- _Description of the task_
In the listing below, report how many lines include the string "若干规定", giving only that number.

- _Data in this exercise_

• • • • • • •

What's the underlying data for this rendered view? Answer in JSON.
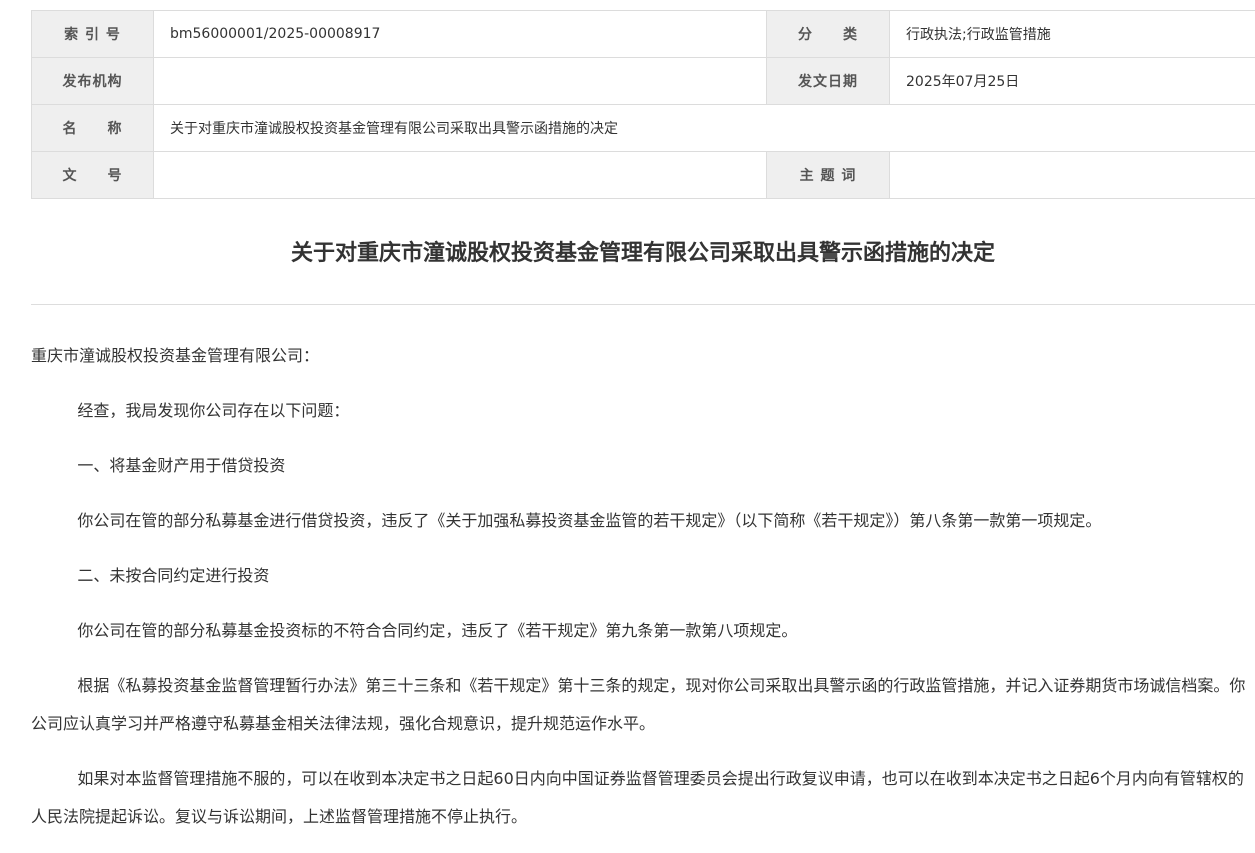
{
  "meta": {
    "index_label": "索 引 号",
    "index_value": "bm56000001/2025-00008917",
    "category_label": "分　　类",
    "category_value": "行政执法;行政监管措施",
    "issuer_label": "发布机构",
    "issuer_value": "",
    "date_label": "发文日期",
    "date_value": "2025年07月25日",
    "name_label": "名　　称",
    "name_value": "关于对重庆市潼诚股权投资基金管理有限公司采取出具警示函措施的决定",
    "docnum_label": "文　　号",
    "docnum_value": "",
    "keywords_label": "主 题 词",
    "keywords_value": ""
  },
  "document": {
    "title": "关于对重庆市潼诚股权投资基金管理有限公司采取出具警示函措施的决定",
    "paragraphs": [
      "重庆市潼诚股权投资基金管理有限公司：",
      "经查，我局发现你公司存在以下问题：",
      "一、将基金财产用于借贷投资",
      "你公司在管的部分私募基金进行借贷投资，违反了《关于加强私募投资基金监管的若干规定》（以下简称《若干规定》）第八条第一款第一项规定。",
      "二、未按合同约定进行投资",
      "你公司在管的部分私募基金投资标的不符合合同约定，违反了《若干规定》第九条第一款第八项规定。",
      "根据《私募投资基金监督管理暂行办法》第三十三条和《若干规定》第十三条的规定，现对你公司采取出具警示函的行政监管措施，并记入证券期货市场诚信档案。你公司应认真学习并严格遵守私募基金相关法律法规，强化合规意识，提升规范运作水平。",
      "如果对本监督管理措施不服的，可以在收到本决定书之日起60日内向中国证券监督管理委员会提出行政复议申请，也可以在收到本决定书之日起6个月内向有管辖权的人民法院提起诉讼。复议与诉讼期间，上述监督管理措施不停止执行。"
    ]
  }
}
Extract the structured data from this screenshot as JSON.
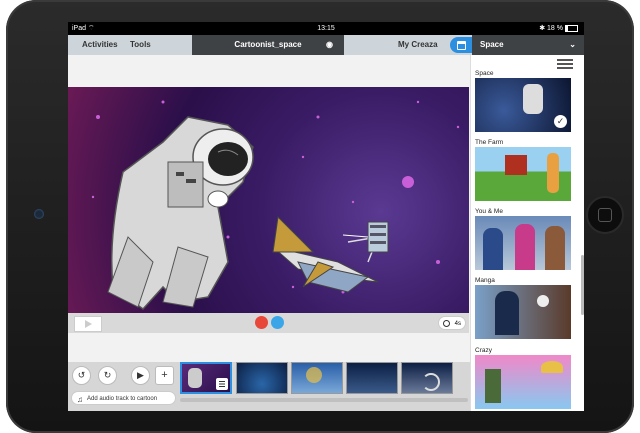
{
  "status_bar": {
    "device": "iPad",
    "time": "13:15",
    "battery": "18 %"
  },
  "nav": {
    "activities": "Activities",
    "tools": "Tools",
    "title": "Cartoonist_space",
    "my_creaza": "My Creaza",
    "dropdown_value": "Space"
  },
  "timer": {
    "duration": "4s"
  },
  "audio": {
    "label": "Add audio track to cartoon"
  },
  "panel": {
    "categories": [
      {
        "label": "Space",
        "selected": true
      },
      {
        "label": "The Farm",
        "selected": false
      },
      {
        "label": "You & Me",
        "selected": false
      },
      {
        "label": "Manga",
        "selected": false
      },
      {
        "label": "Crazy",
        "selected": false
      }
    ]
  },
  "colors": {
    "accent": "#2d8fe0",
    "dark_bar": "#3f4245",
    "nav_bg": "#cdd5da",
    "record": "#e8483a"
  }
}
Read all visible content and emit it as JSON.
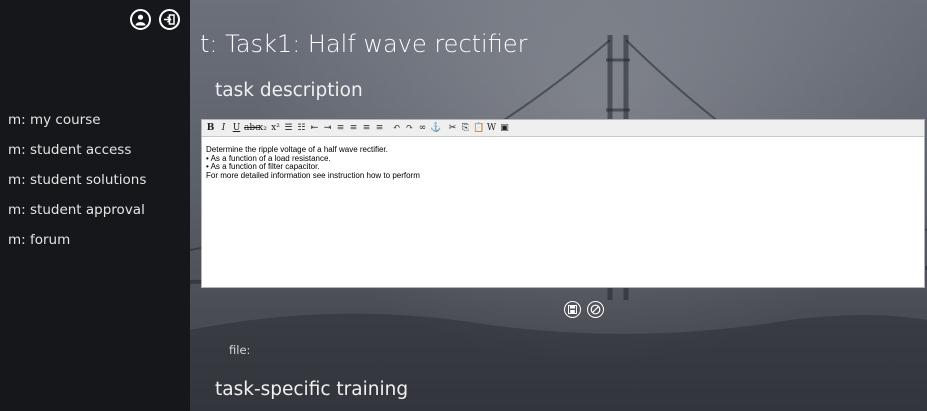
{
  "sidebar": {
    "icons": [
      "user-icon",
      "logout-icon"
    ],
    "items": [
      {
        "label": "m: my course"
      },
      {
        "label": "m: student access"
      },
      {
        "label": "m: student solutions"
      },
      {
        "label": "m: student approval"
      },
      {
        "label": "m: forum"
      }
    ]
  },
  "main": {
    "title": "t: Task1: Half wave rectifier",
    "task_description_heading": "task description",
    "file_label": "file:",
    "training_heading": "task-specific training"
  },
  "editor": {
    "toolbar": [
      {
        "label": "B",
        "icon": "bold-icon"
      },
      {
        "label": "I",
        "icon": "italic-icon"
      },
      {
        "label": "U",
        "icon": "underline-icon"
      },
      {
        "label": "abc",
        "icon": "strikethrough-icon"
      },
      {
        "label": "x₂",
        "icon": "subscript-icon"
      },
      {
        "label": "x²",
        "icon": "superscript-icon"
      },
      {
        "label": "☰",
        "icon": "bullet-list-icon"
      },
      {
        "label": "☷",
        "icon": "numbered-list-icon"
      },
      {
        "label": "⇤",
        "icon": "outdent-icon"
      },
      {
        "label": "⇥",
        "icon": "indent-icon"
      },
      {
        "label": "≡",
        "icon": "align-left-icon"
      },
      {
        "label": "≡",
        "icon": "align-center-icon"
      },
      {
        "label": "≡",
        "icon": "align-right-icon"
      },
      {
        "label": "≡",
        "icon": "justify-icon"
      },
      {
        "label": "↶",
        "icon": "undo-icon"
      },
      {
        "label": "↷",
        "icon": "redo-icon"
      },
      {
        "label": "∞",
        "icon": "link-icon"
      },
      {
        "label": "⚓",
        "icon": "anchor-icon"
      },
      {
        "label": "✂",
        "icon": "cut-icon"
      },
      {
        "label": "⎘",
        "icon": "copy-icon"
      },
      {
        "label": "📋",
        "icon": "paste-icon"
      },
      {
        "label": "W",
        "icon": "paste-word-icon"
      },
      {
        "label": "▣",
        "icon": "html-source-icon"
      }
    ],
    "lines": [
      "Determine the ripple voltage of a half wave rectifier.",
      "• As a function of a load resistance.",
      "• As a function of filter capacitor.",
      "For more detailed information see instruction how to perform"
    ]
  },
  "actions": [
    "save-icon",
    "cancel-icon"
  ],
  "colors": {
    "sidebar_bg": "#15171b",
    "text": "#ffffff"
  }
}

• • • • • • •

- _Result_
3